Freewriting’s Surrealist ancestry
I also bring an academic angle to these large (and sincere) claims for freewriting.
As a university lecturer of Literature and Creative Writing of 30 years, I’ve researched the writers, artists and film-makers of the Surrealist movement of the 1920s and 1930s and I am continually amazed at how rarely freewriting is discussed as the direct descendant of Surrealist automatic writing.
Even the utterly wonderful Natalie Goldberg, whose “writing practice” is a version of freewriting, doesn’t mention the surrealist philosophy underlying her method. So, without embarking on any long-winded lectures, my blog explores the origins of freewriting in Surrealism, and in Freud’s ideas about the unconscious that the Surrealists drew upon.
Surrealist art is a passion of mine and in particular I admire women Surrealists such as Leonora Carrington and Meret Oppenheim.

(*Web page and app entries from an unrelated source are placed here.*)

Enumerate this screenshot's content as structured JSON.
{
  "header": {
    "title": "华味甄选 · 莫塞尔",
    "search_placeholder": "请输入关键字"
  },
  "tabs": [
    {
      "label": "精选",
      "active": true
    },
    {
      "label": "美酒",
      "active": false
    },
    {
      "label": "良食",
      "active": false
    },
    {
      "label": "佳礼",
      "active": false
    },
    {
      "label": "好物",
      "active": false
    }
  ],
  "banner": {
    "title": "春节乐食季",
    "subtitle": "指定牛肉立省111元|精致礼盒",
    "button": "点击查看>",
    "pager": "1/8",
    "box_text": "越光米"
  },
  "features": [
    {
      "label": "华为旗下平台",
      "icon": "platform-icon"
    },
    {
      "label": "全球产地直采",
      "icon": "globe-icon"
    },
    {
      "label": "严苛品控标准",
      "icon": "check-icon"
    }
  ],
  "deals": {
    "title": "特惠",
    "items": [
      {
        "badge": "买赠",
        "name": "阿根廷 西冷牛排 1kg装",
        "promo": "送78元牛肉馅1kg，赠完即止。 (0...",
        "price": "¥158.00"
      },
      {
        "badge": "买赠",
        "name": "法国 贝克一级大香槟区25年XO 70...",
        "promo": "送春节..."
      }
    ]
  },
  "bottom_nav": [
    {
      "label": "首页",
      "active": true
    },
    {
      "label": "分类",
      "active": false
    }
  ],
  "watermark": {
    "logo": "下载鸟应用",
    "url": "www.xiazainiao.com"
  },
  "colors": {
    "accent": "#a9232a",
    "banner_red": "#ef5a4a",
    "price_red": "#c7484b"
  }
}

I admire these wonderful artists so much in fact, that I have written a novel about them. As a feminist I am committed to fighting for recognition of these neglected women, so you’ll find them cropping up frequently here.